◆ **WHAT IS BEING ASKED**
Which lines of the records below contain the word "screenshot"? Report each of them in full.

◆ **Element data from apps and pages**
┄┄┄┄┄┄┄┄┄┄

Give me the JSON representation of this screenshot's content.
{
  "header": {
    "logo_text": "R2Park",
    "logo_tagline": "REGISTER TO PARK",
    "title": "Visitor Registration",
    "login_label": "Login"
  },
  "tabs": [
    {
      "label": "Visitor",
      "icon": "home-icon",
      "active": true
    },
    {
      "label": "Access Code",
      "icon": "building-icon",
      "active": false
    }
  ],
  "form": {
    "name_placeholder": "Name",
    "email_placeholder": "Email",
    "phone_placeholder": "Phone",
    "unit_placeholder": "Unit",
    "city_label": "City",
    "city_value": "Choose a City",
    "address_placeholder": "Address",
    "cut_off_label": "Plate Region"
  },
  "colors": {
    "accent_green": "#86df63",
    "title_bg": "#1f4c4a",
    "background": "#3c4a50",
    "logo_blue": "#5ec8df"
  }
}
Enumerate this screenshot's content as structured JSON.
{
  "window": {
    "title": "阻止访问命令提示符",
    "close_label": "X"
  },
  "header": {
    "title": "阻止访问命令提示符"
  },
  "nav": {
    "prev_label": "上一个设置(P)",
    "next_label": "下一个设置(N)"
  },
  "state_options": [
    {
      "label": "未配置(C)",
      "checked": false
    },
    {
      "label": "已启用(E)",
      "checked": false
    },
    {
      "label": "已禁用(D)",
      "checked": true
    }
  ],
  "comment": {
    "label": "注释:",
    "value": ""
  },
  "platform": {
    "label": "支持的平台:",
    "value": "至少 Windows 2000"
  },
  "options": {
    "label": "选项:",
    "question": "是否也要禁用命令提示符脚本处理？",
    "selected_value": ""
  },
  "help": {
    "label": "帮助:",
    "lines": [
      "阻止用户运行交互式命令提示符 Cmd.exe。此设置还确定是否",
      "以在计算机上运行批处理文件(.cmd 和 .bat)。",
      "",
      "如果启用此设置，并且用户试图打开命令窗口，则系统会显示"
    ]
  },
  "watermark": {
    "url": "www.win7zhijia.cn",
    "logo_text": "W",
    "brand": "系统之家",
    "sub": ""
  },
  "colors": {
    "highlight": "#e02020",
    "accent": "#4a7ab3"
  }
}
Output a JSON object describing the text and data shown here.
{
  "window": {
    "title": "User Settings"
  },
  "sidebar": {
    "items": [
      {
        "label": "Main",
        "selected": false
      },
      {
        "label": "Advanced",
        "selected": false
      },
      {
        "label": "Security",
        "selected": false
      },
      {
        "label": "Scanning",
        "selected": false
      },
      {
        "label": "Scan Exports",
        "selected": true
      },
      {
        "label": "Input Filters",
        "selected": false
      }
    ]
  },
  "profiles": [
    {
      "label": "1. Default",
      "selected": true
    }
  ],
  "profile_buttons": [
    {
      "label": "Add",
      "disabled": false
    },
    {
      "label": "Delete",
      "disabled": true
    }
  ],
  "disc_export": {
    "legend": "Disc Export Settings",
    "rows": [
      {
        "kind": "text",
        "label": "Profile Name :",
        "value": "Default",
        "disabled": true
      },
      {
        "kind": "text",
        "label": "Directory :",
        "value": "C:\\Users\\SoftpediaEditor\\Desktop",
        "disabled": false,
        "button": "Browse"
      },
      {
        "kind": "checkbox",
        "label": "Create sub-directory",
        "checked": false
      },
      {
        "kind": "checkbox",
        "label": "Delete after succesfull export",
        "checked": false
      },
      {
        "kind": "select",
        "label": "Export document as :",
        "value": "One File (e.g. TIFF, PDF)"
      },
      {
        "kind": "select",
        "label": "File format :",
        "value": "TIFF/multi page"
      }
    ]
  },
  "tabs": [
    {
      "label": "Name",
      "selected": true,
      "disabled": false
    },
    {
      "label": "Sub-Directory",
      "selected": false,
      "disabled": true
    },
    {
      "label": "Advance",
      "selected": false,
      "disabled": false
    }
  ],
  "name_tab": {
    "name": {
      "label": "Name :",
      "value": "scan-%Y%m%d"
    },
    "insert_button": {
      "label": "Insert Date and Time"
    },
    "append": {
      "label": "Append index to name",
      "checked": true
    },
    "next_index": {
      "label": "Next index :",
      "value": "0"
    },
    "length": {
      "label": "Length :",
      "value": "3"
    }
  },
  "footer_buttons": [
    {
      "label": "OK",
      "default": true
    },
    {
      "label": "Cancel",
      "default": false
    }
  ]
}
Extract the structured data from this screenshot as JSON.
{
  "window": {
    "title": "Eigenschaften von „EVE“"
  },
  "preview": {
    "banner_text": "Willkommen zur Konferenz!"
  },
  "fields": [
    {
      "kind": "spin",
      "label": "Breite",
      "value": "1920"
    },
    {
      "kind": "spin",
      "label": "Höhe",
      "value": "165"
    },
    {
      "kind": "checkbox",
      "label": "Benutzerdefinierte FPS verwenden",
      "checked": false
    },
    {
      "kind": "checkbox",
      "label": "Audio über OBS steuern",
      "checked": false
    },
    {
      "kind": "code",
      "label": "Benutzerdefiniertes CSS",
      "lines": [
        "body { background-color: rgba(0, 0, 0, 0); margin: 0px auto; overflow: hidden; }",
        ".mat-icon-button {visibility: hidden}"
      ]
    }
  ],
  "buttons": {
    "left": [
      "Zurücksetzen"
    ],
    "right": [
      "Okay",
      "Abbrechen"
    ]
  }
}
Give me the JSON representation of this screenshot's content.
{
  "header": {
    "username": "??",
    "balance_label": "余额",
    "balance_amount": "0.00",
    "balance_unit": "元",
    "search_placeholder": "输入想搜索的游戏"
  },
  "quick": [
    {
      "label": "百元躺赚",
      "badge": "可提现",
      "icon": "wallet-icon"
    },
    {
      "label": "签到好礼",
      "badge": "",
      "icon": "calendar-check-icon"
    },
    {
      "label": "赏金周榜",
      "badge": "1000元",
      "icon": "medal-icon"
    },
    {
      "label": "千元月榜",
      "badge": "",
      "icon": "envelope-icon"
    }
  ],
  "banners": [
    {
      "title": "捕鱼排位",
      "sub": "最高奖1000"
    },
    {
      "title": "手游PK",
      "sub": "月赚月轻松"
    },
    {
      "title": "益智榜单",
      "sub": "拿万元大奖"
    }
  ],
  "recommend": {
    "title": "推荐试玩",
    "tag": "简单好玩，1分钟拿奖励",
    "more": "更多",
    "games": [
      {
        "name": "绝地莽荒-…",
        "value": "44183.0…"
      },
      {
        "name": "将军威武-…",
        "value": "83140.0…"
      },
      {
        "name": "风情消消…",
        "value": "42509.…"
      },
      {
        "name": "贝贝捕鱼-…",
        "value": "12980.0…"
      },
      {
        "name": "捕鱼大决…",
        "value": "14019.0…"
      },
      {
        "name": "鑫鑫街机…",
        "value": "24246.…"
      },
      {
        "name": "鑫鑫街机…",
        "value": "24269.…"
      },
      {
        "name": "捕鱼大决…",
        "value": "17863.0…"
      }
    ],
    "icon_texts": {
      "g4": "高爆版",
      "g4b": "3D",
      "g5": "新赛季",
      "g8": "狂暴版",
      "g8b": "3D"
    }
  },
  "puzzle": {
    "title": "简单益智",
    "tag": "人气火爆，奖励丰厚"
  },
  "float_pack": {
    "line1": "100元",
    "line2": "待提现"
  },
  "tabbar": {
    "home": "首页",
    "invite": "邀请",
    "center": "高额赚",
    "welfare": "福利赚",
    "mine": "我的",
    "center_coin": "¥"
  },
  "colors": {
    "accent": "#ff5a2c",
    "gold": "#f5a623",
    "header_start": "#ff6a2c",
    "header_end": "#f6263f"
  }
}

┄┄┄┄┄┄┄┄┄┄

◆ **ANSWER SPACE**
Give me the JSON representation of this screenshot's content.
Enumerate this screenshot's content as structured JSON.
Extract the structured data from this screenshot as JSON.
Give me the JSON representation of this screenshot's content.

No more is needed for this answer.